__EXERCISE__.
Say the number of lines in the records below that hold the word "leather", and only that number.

(Excerpts from an interface dataset)
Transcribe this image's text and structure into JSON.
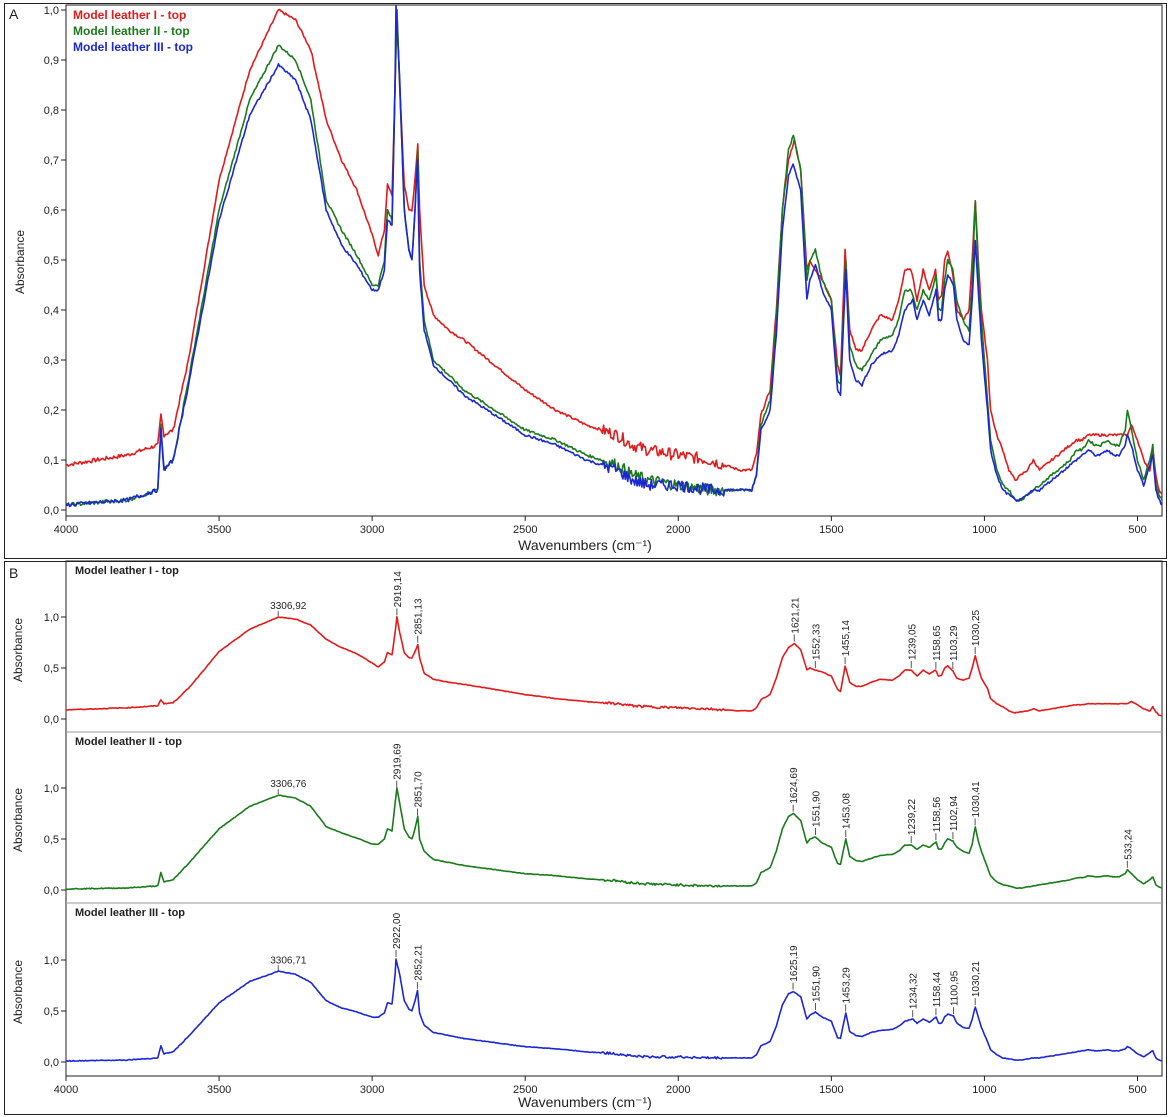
{
  "colors": {
    "series_I": "#e31a1c",
    "series_II": "#1b7a1b",
    "series_III": "#1c27d4",
    "frame": "#222222",
    "axis_text": "#222222"
  },
  "panel_a": {
    "letter": "A",
    "ylabel": "Absorbance",
    "xlabel": "Wavenumbers (cm⁻¹)",
    "xticks": [
      "4000",
      "3500",
      "3000",
      "2500",
      "2000",
      "1500",
      "1000",
      "500"
    ],
    "yticks": [
      "0,0",
      "0,1",
      "0,2",
      "0,3",
      "0,4",
      "0,5",
      "0,6",
      "0,7",
      "0,8",
      "0,9",
      "1,0"
    ],
    "legend": [
      "Model leather I - top",
      "Model leather II - top",
      "Model leather III - top"
    ]
  },
  "panel_b": {
    "letter": "B",
    "xlabel": "Wavenumbers (cm⁻¹)",
    "xticks": [
      "4000",
      "3500",
      "3000",
      "2500",
      "2000",
      "1500",
      "1000",
      "500"
    ],
    "subplots": [
      {
        "title": "Model leather I - top",
        "ylabel": "Absorbance",
        "yticks": [
          "0,0",
          "0,5",
          "1,0"
        ],
        "peaks": [
          "3306,92",
          "2919,14",
          "2851,13",
          "1621,21",
          "1552,33",
          "1455,14",
          "1239,05",
          "1158,65",
          "1103,29",
          "1030,25"
        ]
      },
      {
        "title": "Model leather II - top",
        "ylabel": "Absorbance",
        "yticks": [
          "0,0",
          "0,5",
          "1,0"
        ],
        "peaks": [
          "3306,76",
          "2919,69",
          "2851,70",
          "1624,69",
          "1551,90",
          "1453,08",
          "1239,22",
          "1158,56",
          "1102,94",
          "1030,41",
          "533,24"
        ]
      },
      {
        "title": "Model leather III - top",
        "ylabel": "Absorbance",
        "yticks": [
          "0,0",
          "0,5",
          "1,0"
        ],
        "peaks": [
          "3306,71",
          "2922,00",
          "2852,21",
          "1625,19",
          "1551,90",
          "1453,29",
          "1234,32",
          "1158,44",
          "1100,95",
          "1030,21"
        ]
      }
    ]
  },
  "chart_data": [
    {
      "type": "line",
      "panel": "A",
      "xlabel": "Wavenumbers (cm⁻¹)",
      "ylabel": "Absorbance",
      "xlim": [
        4000,
        420
      ],
      "ylim": [
        -0.02,
        1.01
      ],
      "x_reversed": true,
      "grid": false,
      "legend_position": "top-left",
      "series": [
        {
          "name": "Model leather I - top",
          "color": "#e31a1c",
          "x": [
            4000,
            3800,
            3700,
            3690,
            3680,
            3650,
            3600,
            3500,
            3400,
            3306,
            3250,
            3200,
            3150,
            3100,
            3050,
            3000,
            2980,
            2960,
            2950,
            2935,
            2925,
            2919,
            2910,
            2895,
            2880,
            2870,
            2860,
            2851,
            2845,
            2830,
            2800,
            2750,
            2700,
            2600,
            2500,
            2400,
            2300,
            2200,
            2150,
            2100,
            2000,
            1900,
            1800,
            1760,
            1745,
            1730,
            1700,
            1680,
            1660,
            1640,
            1621,
            1600,
            1580,
            1570,
            1552,
            1530,
            1500,
            1480,
            1470,
            1455,
            1440,
            1420,
            1400,
            1370,
            1340,
            1300,
            1280,
            1260,
            1239,
            1220,
            1200,
            1180,
            1160,
            1150,
            1140,
            1130,
            1120,
            1103,
            1090,
            1070,
            1050,
            1040,
            1030,
            1020,
            1010,
            1000,
            990,
            980,
            960,
            940,
            920,
            900,
            880,
            860,
            840,
            820,
            800,
            780,
            760,
            740,
            720,
            700,
            680,
            660,
            640,
            620,
            600,
            580,
            560,
            540,
            533,
            520,
            500,
            480,
            460,
            450,
            440,
            430,
            420
          ],
          "y": [
            0.09,
            0.11,
            0.13,
            0.19,
            0.15,
            0.16,
            0.3,
            0.66,
            0.88,
            1.0,
            0.98,
            0.92,
            0.78,
            0.7,
            0.64,
            0.55,
            0.51,
            0.56,
            0.65,
            0.63,
            0.85,
            1.0,
            0.85,
            0.65,
            0.6,
            0.6,
            0.66,
            0.73,
            0.6,
            0.45,
            0.39,
            0.36,
            0.34,
            0.29,
            0.24,
            0.2,
            0.17,
            0.15,
            0.13,
            0.12,
            0.11,
            0.1,
            0.08,
            0.08,
            0.11,
            0.19,
            0.24,
            0.4,
            0.6,
            0.7,
            0.74,
            0.68,
            0.48,
            0.5,
            0.48,
            0.46,
            0.42,
            0.29,
            0.27,
            0.52,
            0.36,
            0.32,
            0.32,
            0.36,
            0.39,
            0.38,
            0.42,
            0.48,
            0.48,
            0.42,
            0.48,
            0.44,
            0.48,
            0.42,
            0.43,
            0.5,
            0.52,
            0.47,
            0.4,
            0.38,
            0.4,
            0.5,
            0.62,
            0.5,
            0.4,
            0.35,
            0.3,
            0.2,
            0.15,
            0.12,
            0.08,
            0.06,
            0.07,
            0.08,
            0.1,
            0.08,
            0.09,
            0.1,
            0.11,
            0.12,
            0.13,
            0.14,
            0.14,
            0.15,
            0.15,
            0.15,
            0.15,
            0.15,
            0.15,
            0.15,
            0.15,
            0.17,
            0.14,
            0.1,
            0.08,
            0.12,
            0.07,
            0.04,
            0.03
          ]
        },
        {
          "name": "Model leather II - top",
          "color": "#1b7a1b",
          "x": [
            4000,
            3800,
            3700,
            3690,
            3680,
            3650,
            3600,
            3500,
            3400,
            3306,
            3250,
            3200,
            3150,
            3100,
            3050,
            3000,
            2980,
            2960,
            2950,
            2935,
            2925,
            2919,
            2910,
            2895,
            2880,
            2870,
            2860,
            2851,
            2845,
            2830,
            2800,
            2750,
            2700,
            2600,
            2500,
            2400,
            2300,
            2200,
            2150,
            2100,
            2000,
            1900,
            1800,
            1760,
            1745,
            1730,
            1700,
            1680,
            1660,
            1640,
            1624,
            1600,
            1580,
            1570,
            1552,
            1530,
            1500,
            1480,
            1470,
            1453,
            1440,
            1420,
            1400,
            1370,
            1340,
            1300,
            1280,
            1260,
            1239,
            1220,
            1200,
            1180,
            1158,
            1150,
            1140,
            1130,
            1120,
            1103,
            1090,
            1070,
            1050,
            1040,
            1030,
            1020,
            1010,
            1000,
            990,
            980,
            960,
            940,
            920,
            900,
            880,
            860,
            840,
            820,
            800,
            780,
            760,
            740,
            720,
            700,
            680,
            660,
            640,
            620,
            600,
            580,
            560,
            540,
            533,
            520,
            500,
            480,
            460,
            450,
            440,
            430,
            420
          ],
          "y": [
            0.01,
            0.02,
            0.04,
            0.17,
            0.08,
            0.1,
            0.26,
            0.6,
            0.82,
            0.93,
            0.9,
            0.82,
            0.62,
            0.56,
            0.51,
            0.45,
            0.45,
            0.5,
            0.6,
            0.58,
            0.85,
            1.0,
            0.85,
            0.6,
            0.52,
            0.5,
            0.6,
            0.72,
            0.5,
            0.38,
            0.3,
            0.27,
            0.24,
            0.2,
            0.16,
            0.14,
            0.11,
            0.09,
            0.07,
            0.06,
            0.05,
            0.04,
            0.04,
            0.04,
            0.07,
            0.17,
            0.22,
            0.38,
            0.6,
            0.72,
            0.75,
            0.68,
            0.46,
            0.5,
            0.52,
            0.46,
            0.42,
            0.26,
            0.25,
            0.5,
            0.33,
            0.29,
            0.28,
            0.31,
            0.34,
            0.35,
            0.38,
            0.44,
            0.44,
            0.4,
            0.44,
            0.42,
            0.47,
            0.4,
            0.4,
            0.46,
            0.5,
            0.48,
            0.42,
            0.38,
            0.36,
            0.45,
            0.62,
            0.48,
            0.38,
            0.3,
            0.22,
            0.14,
            0.08,
            0.05,
            0.04,
            0.02,
            0.02,
            0.03,
            0.04,
            0.05,
            0.06,
            0.07,
            0.08,
            0.09,
            0.1,
            0.12,
            0.12,
            0.14,
            0.13,
            0.13,
            0.14,
            0.13,
            0.13,
            0.16,
            0.2,
            0.16,
            0.1,
            0.06,
            0.1,
            0.13,
            0.05,
            0.03,
            0.02
          ]
        },
        {
          "name": "Model leather III - top",
          "color": "#1c27d4",
          "x": [
            4000,
            3800,
            3700,
            3690,
            3680,
            3650,
            3600,
            3500,
            3400,
            3306,
            3250,
            3200,
            3150,
            3100,
            3050,
            3000,
            2980,
            2960,
            2950,
            2935,
            2925,
            2922,
            2910,
            2895,
            2880,
            2870,
            2860,
            2852,
            2845,
            2830,
            2800,
            2750,
            2700,
            2600,
            2500,
            2400,
            2300,
            2200,
            2150,
            2100,
            2000,
            1900,
            1800,
            1760,
            1745,
            1730,
            1700,
            1680,
            1660,
            1640,
            1625,
            1600,
            1580,
            1570,
            1552,
            1530,
            1500,
            1480,
            1470,
            1453,
            1440,
            1420,
            1400,
            1370,
            1340,
            1300,
            1280,
            1260,
            1234,
            1220,
            1200,
            1180,
            1158,
            1150,
            1140,
            1130,
            1120,
            1101,
            1090,
            1070,
            1050,
            1040,
            1030,
            1020,
            1010,
            1000,
            990,
            980,
            960,
            940,
            920,
            900,
            880,
            860,
            840,
            820,
            800,
            780,
            760,
            740,
            720,
            700,
            680,
            660,
            640,
            620,
            600,
            580,
            560,
            540,
            533,
            520,
            500,
            480,
            460,
            450,
            440,
            430,
            420
          ],
          "y": [
            0.01,
            0.02,
            0.04,
            0.16,
            0.08,
            0.1,
            0.25,
            0.58,
            0.79,
            0.89,
            0.86,
            0.78,
            0.6,
            0.53,
            0.49,
            0.44,
            0.44,
            0.48,
            0.58,
            0.57,
            0.86,
            1.01,
            0.86,
            0.6,
            0.52,
            0.5,
            0.6,
            0.7,
            0.48,
            0.36,
            0.29,
            0.26,
            0.23,
            0.19,
            0.15,
            0.13,
            0.1,
            0.08,
            0.06,
            0.05,
            0.05,
            0.04,
            0.04,
            0.04,
            0.07,
            0.16,
            0.2,
            0.35,
            0.56,
            0.67,
            0.69,
            0.64,
            0.42,
            0.46,
            0.49,
            0.44,
            0.4,
            0.24,
            0.23,
            0.48,
            0.3,
            0.26,
            0.25,
            0.29,
            0.31,
            0.32,
            0.35,
            0.4,
            0.42,
            0.38,
            0.42,
            0.39,
            0.44,
            0.38,
            0.38,
            0.44,
            0.47,
            0.45,
            0.38,
            0.34,
            0.33,
            0.42,
            0.54,
            0.44,
            0.34,
            0.27,
            0.2,
            0.12,
            0.07,
            0.04,
            0.03,
            0.02,
            0.02,
            0.03,
            0.04,
            0.04,
            0.05,
            0.06,
            0.07,
            0.08,
            0.09,
            0.1,
            0.11,
            0.12,
            0.11,
            0.11,
            0.12,
            0.11,
            0.11,
            0.13,
            0.15,
            0.13,
            0.08,
            0.05,
            0.09,
            0.11,
            0.04,
            0.02,
            0.01
          ]
        }
      ]
    },
    {
      "type": "line",
      "panel": "B",
      "xlabel": "Wavenumbers (cm⁻¹)",
      "ylabel": "Absorbance",
      "xlim": [
        4000,
        420
      ],
      "ylim": [
        0,
        1.25
      ],
      "x_reversed": true,
      "stacked_subplots": 3,
      "note": "Same three spectra as panel A, drawn in separate stacked plots with labelled peak positions",
      "series": [
        "Model leather I - top",
        "Model leather II - top",
        "Model leather III - top"
      ]
    }
  ]
}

__REPLY TO THE EXERCISE__.
12